Provided information =>
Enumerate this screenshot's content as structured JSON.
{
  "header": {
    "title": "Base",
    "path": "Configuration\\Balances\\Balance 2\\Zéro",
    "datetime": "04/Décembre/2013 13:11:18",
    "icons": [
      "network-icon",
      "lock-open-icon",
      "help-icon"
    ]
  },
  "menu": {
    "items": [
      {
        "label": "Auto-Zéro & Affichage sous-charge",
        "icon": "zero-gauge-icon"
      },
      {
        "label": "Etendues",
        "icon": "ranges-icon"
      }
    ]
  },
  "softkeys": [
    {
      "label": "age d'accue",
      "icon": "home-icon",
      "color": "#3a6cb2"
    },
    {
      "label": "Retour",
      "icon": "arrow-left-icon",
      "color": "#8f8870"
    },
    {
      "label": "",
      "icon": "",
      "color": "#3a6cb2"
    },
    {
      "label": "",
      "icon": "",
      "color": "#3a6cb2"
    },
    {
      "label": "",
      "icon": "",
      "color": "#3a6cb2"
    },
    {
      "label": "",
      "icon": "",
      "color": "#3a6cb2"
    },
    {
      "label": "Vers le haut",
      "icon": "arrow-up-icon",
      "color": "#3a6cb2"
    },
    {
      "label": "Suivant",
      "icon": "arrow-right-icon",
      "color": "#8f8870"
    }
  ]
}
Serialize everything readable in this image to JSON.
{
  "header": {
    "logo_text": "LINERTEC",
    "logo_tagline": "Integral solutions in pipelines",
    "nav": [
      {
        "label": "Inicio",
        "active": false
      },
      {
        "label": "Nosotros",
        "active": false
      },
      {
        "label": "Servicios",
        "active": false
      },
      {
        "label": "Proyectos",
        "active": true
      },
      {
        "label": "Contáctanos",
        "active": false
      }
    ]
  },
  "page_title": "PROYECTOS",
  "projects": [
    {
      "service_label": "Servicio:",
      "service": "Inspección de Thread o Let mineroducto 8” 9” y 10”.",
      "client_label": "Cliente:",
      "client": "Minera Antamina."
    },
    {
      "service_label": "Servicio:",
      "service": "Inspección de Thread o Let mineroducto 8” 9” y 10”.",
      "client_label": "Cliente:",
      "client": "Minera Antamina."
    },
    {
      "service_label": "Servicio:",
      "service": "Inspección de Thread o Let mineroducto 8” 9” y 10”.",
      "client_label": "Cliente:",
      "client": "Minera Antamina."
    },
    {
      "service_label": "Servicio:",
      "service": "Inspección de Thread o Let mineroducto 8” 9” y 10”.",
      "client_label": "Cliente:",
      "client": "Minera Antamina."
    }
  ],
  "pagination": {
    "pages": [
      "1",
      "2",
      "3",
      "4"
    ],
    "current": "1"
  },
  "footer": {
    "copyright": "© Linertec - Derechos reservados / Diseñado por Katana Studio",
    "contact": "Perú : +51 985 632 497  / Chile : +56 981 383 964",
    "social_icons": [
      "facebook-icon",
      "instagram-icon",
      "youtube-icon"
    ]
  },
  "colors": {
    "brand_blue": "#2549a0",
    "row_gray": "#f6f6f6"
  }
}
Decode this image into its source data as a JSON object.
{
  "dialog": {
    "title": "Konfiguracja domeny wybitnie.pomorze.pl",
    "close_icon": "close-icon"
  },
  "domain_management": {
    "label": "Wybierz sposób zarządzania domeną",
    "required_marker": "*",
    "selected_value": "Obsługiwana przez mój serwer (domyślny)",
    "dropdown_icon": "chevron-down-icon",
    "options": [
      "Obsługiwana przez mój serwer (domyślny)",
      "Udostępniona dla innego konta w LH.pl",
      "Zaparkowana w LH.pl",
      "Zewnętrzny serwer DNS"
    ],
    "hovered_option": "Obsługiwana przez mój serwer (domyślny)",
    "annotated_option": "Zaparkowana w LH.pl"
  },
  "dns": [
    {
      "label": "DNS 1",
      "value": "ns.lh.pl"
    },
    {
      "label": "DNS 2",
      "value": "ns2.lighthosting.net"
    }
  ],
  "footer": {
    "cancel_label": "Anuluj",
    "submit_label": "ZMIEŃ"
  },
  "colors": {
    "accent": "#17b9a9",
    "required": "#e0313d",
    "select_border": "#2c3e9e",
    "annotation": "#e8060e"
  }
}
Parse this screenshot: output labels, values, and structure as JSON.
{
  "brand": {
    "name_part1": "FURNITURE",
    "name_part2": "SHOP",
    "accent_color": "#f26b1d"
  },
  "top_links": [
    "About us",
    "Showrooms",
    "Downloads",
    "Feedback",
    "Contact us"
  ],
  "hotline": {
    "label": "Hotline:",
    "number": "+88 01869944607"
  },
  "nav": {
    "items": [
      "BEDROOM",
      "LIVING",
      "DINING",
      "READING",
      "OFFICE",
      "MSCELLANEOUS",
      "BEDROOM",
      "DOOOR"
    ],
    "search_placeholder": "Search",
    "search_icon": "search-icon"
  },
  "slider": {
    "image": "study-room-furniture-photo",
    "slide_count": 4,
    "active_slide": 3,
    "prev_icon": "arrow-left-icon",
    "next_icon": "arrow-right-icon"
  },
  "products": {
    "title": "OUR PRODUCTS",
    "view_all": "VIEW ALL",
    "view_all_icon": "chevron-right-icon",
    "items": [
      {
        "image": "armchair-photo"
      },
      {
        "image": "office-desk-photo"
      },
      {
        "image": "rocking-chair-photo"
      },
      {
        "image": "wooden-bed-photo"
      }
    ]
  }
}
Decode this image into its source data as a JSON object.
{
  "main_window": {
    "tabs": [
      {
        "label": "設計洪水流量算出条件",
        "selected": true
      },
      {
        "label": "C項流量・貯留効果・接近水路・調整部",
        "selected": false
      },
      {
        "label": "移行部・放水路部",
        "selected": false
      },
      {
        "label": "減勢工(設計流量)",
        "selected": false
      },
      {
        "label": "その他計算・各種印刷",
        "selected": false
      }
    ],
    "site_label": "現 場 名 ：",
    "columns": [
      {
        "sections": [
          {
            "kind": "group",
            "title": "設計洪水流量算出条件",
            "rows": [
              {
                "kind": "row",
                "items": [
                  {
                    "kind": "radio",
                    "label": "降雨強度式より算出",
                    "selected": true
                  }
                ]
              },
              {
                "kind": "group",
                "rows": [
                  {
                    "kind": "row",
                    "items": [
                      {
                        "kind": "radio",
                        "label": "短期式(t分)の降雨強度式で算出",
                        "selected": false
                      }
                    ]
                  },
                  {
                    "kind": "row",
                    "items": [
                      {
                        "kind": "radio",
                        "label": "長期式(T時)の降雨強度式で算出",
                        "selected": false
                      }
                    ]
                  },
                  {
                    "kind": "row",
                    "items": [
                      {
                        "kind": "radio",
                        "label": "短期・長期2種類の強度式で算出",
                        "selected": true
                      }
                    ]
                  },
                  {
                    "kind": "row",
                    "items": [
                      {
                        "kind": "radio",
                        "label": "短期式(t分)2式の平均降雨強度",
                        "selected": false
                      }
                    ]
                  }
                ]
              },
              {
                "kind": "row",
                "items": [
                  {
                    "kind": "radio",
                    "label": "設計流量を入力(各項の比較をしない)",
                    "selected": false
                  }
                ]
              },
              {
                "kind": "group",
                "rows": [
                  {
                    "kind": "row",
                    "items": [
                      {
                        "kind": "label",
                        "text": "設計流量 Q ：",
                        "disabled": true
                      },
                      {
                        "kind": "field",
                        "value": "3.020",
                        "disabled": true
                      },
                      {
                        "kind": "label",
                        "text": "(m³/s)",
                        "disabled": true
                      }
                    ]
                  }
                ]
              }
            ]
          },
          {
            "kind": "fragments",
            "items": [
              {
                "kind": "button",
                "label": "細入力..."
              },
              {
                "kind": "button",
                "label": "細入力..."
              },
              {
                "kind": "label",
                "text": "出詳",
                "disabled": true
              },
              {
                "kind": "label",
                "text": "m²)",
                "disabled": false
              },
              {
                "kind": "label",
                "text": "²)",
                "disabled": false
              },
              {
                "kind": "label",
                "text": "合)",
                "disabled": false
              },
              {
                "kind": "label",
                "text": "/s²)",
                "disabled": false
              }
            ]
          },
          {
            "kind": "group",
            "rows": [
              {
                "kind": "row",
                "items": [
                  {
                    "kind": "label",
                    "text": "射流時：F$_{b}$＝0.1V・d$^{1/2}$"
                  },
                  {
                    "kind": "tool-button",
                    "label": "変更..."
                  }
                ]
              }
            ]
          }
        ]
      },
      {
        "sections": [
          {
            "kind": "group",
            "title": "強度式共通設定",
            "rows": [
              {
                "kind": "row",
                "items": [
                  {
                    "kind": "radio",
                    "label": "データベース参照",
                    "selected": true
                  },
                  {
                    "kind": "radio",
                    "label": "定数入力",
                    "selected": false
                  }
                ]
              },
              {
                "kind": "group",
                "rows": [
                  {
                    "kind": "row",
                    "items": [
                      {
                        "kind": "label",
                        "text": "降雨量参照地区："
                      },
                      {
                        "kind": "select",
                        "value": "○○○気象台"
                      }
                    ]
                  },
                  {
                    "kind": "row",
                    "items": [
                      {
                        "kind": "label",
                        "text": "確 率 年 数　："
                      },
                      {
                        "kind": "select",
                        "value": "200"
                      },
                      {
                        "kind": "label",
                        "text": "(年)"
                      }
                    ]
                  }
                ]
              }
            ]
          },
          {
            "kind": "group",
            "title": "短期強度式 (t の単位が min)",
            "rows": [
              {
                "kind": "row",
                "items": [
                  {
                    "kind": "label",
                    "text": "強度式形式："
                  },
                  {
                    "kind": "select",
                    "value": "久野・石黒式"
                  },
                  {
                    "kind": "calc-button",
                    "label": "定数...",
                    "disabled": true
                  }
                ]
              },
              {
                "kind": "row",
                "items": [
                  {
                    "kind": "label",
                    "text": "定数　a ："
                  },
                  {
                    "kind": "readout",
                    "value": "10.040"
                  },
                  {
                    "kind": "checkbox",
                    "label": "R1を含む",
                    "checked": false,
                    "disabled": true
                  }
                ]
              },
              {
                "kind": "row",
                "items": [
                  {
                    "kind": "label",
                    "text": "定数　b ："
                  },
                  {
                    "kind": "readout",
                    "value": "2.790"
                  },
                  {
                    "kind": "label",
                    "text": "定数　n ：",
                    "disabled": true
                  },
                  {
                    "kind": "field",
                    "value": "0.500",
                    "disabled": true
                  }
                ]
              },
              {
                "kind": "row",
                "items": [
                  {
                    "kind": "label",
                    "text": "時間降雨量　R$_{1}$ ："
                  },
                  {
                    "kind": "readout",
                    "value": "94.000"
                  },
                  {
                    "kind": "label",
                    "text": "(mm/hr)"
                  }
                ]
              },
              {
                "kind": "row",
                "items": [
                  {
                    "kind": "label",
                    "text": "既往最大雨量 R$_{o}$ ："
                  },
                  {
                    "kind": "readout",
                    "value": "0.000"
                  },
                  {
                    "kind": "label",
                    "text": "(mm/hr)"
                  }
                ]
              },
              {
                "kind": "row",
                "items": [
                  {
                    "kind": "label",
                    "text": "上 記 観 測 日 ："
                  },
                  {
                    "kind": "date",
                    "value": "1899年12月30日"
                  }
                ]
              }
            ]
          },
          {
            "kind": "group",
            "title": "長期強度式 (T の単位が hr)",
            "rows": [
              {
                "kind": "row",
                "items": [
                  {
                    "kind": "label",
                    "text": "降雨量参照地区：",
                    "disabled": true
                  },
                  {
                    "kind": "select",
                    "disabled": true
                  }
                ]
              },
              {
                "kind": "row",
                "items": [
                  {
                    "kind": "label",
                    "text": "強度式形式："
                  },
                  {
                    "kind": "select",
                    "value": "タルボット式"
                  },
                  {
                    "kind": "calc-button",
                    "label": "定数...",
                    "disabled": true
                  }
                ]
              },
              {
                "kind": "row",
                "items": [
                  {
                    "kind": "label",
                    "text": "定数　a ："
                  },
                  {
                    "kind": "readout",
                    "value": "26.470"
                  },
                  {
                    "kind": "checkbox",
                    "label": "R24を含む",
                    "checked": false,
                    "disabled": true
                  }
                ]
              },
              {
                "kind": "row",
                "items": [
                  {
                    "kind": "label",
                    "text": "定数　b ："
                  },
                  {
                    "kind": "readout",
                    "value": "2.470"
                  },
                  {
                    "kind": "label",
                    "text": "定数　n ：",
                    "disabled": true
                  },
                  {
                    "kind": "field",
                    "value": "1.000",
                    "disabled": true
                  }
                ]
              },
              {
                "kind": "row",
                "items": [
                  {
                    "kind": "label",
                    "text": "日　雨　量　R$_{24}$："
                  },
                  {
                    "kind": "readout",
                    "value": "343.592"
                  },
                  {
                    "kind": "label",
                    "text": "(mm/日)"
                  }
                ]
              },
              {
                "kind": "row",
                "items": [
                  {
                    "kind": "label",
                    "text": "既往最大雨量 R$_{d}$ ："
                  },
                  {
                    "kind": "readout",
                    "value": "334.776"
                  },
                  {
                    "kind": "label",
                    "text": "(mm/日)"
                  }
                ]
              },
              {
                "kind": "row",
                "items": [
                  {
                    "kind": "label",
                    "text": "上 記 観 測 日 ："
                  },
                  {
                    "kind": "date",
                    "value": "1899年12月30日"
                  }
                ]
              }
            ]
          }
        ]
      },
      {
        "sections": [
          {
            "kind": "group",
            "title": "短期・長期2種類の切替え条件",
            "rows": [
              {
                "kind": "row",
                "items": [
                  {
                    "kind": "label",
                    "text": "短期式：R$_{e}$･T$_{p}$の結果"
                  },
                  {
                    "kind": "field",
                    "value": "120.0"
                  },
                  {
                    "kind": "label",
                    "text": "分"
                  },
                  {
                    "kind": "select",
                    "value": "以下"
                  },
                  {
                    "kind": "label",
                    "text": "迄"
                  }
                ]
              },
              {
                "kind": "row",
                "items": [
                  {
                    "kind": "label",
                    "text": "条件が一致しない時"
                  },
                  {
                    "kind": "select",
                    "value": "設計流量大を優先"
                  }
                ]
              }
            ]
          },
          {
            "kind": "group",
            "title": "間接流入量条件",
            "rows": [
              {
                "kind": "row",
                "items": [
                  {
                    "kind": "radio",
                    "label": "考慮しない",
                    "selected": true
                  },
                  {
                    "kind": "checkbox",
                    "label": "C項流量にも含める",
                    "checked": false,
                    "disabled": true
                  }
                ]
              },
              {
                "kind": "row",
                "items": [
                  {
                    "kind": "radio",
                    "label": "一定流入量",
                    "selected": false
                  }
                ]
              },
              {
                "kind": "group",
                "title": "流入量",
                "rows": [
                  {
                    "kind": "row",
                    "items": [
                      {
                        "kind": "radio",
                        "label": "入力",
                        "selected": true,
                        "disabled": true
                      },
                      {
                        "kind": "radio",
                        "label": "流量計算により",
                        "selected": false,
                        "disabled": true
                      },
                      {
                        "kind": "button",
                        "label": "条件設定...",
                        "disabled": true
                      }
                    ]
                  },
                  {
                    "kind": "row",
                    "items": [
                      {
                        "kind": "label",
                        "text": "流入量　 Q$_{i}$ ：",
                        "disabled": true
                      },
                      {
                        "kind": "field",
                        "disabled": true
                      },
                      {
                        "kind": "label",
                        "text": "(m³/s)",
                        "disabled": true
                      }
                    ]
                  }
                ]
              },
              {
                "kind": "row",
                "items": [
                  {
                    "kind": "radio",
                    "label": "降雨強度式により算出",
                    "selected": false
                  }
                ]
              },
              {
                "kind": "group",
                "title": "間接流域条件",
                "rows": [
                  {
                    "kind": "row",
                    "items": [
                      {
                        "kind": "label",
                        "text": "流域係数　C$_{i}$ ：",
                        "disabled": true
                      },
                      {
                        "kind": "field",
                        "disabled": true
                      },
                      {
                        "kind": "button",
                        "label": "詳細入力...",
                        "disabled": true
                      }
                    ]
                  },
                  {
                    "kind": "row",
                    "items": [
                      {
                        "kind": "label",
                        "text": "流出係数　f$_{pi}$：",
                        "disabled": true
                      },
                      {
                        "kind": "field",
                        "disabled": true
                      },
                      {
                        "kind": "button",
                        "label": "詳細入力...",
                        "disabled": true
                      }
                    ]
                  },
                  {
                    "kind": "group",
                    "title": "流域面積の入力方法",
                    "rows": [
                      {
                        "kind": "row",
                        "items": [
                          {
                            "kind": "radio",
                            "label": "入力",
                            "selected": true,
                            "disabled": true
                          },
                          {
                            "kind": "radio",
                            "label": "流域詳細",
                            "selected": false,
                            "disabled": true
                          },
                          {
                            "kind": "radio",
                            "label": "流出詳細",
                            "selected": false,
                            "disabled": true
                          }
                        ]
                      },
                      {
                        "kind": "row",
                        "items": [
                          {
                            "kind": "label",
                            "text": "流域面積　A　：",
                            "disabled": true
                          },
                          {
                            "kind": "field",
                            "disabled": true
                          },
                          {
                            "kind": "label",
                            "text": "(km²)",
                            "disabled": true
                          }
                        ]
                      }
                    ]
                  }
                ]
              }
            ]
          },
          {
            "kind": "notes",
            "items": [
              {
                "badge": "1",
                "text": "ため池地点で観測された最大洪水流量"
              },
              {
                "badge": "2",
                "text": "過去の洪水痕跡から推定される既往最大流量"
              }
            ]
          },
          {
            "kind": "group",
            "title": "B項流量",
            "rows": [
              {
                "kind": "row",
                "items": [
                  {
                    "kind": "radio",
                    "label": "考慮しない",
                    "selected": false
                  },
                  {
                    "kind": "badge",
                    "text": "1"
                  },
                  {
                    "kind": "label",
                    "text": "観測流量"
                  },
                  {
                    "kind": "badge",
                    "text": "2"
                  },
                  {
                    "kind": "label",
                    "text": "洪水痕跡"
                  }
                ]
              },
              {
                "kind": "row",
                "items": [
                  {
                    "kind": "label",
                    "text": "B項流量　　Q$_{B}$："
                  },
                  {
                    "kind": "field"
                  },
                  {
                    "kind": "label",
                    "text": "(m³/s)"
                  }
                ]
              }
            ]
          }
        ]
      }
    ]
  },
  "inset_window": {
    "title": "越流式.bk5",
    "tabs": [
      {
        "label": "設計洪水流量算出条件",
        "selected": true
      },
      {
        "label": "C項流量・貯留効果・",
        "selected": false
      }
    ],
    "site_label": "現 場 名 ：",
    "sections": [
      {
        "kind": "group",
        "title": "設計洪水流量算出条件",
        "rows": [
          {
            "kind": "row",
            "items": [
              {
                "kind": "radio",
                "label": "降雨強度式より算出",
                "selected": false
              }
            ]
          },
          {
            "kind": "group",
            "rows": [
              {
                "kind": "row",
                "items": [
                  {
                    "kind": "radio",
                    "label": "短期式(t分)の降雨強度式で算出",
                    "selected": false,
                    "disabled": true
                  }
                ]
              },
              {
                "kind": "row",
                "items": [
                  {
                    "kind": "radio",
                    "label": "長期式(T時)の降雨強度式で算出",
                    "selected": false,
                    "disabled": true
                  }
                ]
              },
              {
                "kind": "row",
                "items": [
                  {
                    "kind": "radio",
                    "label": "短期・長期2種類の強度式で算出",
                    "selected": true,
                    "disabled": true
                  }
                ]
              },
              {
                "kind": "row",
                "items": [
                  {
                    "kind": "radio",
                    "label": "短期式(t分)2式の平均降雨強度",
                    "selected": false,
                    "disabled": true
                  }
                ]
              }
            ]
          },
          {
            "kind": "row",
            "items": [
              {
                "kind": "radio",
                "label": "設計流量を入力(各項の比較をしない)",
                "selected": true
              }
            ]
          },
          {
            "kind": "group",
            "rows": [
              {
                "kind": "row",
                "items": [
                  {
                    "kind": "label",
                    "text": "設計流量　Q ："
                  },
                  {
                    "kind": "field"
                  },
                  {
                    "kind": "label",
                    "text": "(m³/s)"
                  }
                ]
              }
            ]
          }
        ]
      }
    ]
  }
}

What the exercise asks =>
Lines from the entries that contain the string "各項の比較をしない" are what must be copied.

Answer to this problem =>
                    "label": "設計流量を入力(各項の比較をしない)",
                "label": "設計流量を入力(各項の比較をしない)",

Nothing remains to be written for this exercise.